Children are more at risk of being in a car crash on the way to school than from catching Covid-19, the deputy chief medical officer has said.
As the Government tries to reassure parents about the return to school next week, Dr Jenny Harries pointed out that the biggest risk of transmission is "between staff" and teachers are more likely to spread the virus in the staffroom than the classroom.
She said that no environment is "risk free" but added: “Every time the parents send their child off to school pre-Covid they may have been involved in a road traffic accident, there are all sorts of things. And in fact that risk or the risk from seasonal flu, we think is probably higher than the current risks of Covid.”
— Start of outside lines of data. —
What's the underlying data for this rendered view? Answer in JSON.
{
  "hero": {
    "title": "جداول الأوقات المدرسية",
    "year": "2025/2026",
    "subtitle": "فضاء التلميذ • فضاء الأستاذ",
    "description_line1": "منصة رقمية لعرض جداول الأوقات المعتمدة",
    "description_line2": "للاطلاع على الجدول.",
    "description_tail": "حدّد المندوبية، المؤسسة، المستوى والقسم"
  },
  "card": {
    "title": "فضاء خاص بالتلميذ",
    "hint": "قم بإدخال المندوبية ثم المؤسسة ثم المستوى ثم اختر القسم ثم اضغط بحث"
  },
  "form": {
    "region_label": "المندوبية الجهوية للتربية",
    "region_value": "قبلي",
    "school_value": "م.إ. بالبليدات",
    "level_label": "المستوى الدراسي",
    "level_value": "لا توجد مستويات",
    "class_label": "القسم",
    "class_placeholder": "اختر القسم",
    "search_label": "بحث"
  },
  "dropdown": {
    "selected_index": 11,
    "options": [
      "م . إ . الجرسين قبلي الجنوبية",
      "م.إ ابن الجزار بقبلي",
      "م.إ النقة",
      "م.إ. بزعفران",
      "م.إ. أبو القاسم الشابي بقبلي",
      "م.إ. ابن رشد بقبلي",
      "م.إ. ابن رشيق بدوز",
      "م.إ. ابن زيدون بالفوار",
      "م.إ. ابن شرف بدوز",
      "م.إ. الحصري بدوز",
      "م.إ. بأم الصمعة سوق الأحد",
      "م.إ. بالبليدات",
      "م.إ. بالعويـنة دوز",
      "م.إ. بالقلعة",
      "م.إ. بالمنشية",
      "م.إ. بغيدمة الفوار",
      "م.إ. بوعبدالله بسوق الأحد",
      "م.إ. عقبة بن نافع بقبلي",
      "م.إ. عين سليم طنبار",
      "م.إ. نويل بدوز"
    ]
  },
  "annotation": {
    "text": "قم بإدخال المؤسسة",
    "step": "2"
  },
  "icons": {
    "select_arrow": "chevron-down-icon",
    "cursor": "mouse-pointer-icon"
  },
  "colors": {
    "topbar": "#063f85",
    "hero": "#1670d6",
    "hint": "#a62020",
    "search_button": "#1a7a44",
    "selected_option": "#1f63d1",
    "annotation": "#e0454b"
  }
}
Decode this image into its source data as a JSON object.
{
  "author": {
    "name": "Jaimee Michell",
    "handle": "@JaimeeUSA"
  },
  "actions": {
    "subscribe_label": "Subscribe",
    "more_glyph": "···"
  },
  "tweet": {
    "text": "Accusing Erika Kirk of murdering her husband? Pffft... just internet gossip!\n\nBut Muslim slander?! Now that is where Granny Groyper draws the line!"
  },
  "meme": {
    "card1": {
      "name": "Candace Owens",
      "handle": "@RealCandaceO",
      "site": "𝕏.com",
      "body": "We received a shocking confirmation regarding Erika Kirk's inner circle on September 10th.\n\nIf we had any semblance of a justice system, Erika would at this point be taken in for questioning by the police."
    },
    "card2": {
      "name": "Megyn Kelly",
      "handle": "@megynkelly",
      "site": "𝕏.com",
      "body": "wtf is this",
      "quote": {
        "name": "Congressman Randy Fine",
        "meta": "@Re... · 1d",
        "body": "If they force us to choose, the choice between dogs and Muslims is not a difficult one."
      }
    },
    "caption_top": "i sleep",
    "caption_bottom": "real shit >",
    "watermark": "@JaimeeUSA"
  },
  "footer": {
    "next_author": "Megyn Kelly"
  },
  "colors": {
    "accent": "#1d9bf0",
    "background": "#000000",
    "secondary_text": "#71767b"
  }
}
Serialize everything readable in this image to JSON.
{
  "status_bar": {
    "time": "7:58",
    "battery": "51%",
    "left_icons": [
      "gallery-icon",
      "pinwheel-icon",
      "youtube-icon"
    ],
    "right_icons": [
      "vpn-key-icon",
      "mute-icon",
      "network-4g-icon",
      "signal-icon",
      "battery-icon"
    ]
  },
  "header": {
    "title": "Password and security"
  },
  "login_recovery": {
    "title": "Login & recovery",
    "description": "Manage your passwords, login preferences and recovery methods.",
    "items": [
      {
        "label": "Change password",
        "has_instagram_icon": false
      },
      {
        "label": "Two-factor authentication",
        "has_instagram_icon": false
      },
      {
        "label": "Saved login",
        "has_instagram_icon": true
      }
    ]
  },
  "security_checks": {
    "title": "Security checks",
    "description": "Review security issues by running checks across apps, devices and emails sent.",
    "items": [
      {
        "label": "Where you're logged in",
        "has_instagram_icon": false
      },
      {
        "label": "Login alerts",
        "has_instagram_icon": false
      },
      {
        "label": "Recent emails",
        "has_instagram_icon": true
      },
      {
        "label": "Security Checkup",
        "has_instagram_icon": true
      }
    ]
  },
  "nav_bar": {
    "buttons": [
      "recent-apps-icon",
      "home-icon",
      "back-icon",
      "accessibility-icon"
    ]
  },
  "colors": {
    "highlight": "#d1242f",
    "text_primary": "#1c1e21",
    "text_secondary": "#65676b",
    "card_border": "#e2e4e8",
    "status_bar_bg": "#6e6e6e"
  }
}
Her comments come as a Public Health England study found that the majority of cases in schools that opened to some pupils before the summer were from staff-to-staff interactions.
Data showed that despite more than 1.6 million youngsters returning to education, just 70 children tested positive for the virus and 128 staff members.
Dr Harries said that community transmission risk "is far more important than schools".
The comments come after the UK's chief medical officers issued a joint statement seeking to reassure parents that it was safe to send their children back to school.
Dr Harries told BBC Breakfast: "The transmission from younger children - when teachers are perhaps more likely to be closer to them - is much lower.
"Actually in the studies that have been done so far, the risk probably of transmission between staff, rather than to or from children, is the one that teachers perhaps should be focusing on - so it's going off for a coffee break, you know, dropping your guard down."
She said that teachers need to be encouraged to wash their hands and maintain social distancing even on their breaks.
Dr Harries also said it would be "unlikely" that there would be a scenario where all schools across the country would be forced to close again.
But in areas subject to a local lockdown there could be individual schools forced to close.